A steel construction in the courtyard of Main Campus
The open steel construction nestles against the surrounding vegetation of the courtyard, enclosing a tree in its center. The pavilion serves as a venue for the TUM’s celebration of the 150th anniversary this year – a symbol of innovation and technology.
A project by architects, engineers, and mathematicians
The focus of the work lies on simplified way to build curved structures, which – in the scope of in conventional construction technology – could so far only be implemented with great effort and using state-of-the-art production methods. The TUM Chair of Structural Design conducts research on spatially curved grids which, thanks to their shape and structure, can be produced with simple and uniform components. The project is based on a cooperation between architects, engineers and mathematicians.
Components consisting of straight metal strips

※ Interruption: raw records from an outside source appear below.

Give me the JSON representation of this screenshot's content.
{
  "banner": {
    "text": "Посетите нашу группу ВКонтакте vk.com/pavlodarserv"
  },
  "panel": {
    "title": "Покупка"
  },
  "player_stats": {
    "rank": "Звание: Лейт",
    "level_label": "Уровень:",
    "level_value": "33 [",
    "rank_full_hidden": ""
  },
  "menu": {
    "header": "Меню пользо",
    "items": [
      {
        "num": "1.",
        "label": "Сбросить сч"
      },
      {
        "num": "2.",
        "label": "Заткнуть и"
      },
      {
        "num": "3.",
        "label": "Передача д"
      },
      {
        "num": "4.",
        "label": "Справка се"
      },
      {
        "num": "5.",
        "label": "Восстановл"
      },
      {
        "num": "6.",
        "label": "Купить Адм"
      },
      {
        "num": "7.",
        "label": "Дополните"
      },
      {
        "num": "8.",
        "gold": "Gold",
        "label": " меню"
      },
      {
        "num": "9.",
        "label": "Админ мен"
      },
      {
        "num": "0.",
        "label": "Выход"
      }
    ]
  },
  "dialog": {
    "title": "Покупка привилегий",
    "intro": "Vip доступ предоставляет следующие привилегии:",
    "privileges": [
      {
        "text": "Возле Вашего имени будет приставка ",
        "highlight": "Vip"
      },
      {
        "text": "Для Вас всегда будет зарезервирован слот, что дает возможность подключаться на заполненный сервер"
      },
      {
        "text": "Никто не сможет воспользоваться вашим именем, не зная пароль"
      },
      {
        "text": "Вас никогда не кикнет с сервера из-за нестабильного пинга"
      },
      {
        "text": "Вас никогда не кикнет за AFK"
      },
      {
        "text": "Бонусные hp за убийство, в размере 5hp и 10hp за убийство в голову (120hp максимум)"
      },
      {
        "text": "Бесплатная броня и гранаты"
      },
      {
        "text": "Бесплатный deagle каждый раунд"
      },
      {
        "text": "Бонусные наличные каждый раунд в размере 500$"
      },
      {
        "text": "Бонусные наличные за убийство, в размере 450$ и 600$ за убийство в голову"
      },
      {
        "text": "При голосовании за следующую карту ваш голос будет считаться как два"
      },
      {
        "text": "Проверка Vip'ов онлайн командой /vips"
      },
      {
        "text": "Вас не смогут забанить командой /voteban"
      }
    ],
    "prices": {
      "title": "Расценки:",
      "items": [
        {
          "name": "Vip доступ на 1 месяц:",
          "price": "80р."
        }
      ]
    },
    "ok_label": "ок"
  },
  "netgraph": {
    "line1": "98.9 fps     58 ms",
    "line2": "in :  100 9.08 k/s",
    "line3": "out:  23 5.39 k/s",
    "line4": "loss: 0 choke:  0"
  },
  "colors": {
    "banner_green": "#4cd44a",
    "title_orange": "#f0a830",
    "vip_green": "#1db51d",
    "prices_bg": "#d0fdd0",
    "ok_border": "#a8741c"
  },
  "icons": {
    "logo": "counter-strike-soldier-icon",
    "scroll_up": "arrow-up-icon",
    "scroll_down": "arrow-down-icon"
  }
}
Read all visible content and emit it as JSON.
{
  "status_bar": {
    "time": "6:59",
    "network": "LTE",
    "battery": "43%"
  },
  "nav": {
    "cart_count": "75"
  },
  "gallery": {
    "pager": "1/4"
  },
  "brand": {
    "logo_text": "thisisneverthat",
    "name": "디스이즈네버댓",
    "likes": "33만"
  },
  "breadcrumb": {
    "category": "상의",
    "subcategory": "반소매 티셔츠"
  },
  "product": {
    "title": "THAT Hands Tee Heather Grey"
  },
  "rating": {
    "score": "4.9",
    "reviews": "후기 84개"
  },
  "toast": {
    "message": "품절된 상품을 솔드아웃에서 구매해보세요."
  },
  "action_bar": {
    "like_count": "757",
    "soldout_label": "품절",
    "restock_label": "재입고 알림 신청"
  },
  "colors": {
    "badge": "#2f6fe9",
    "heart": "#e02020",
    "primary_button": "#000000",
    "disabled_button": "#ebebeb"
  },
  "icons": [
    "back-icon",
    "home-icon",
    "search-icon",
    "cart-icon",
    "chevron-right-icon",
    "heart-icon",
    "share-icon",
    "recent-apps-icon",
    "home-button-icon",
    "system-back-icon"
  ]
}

Thanks to a new design method, it is possible to construct double-curved grids from straight metal strips using only right-angled connections. It is based on findings of differential geometry: A specially developed algorithm is used to determine a distinct path, based on oppositely curved surfaces that never curve around the local y-axis. In the scope of the construction work, the so-called “Schmieglinien” or “asymptotic curves” have great advantages: The components can be made of straight metal strips that, during the construction process, are only bent around their weak axis.
The strong axis remains straight and upright, allowing the structure to transfer loads by bending. Not only that: on minimal surfaces – smallest surfaces within a contour – the asymptotic curves are at right angles to each other, meaning that it is possible to use the same kind of connectors for the entire construction. This simplifies production and logistics, and it reduces the costs.
Diagonal steel cables
The construction work is based on simple steps: The straight metal strips are inserted into each other by hand, then bolted together to form flat segments. In a second step, they are bent into their three-dimensional shape. All connectors are fixed at right angles, and the segments are reinforced by additional edge plates.
The INSIDE/OUT pavilion consists of nine segments like this, which were assembled at the construction site – similar to a large 3D puzzle. Diagonal steel cables ensure that the grid is rigid enough. The experimental construction spans around 12 x 9 meters, proving that it is possible to build curved surfaces and extravagant shapes easily and cheaply. There are no limits to the new design’s field of application.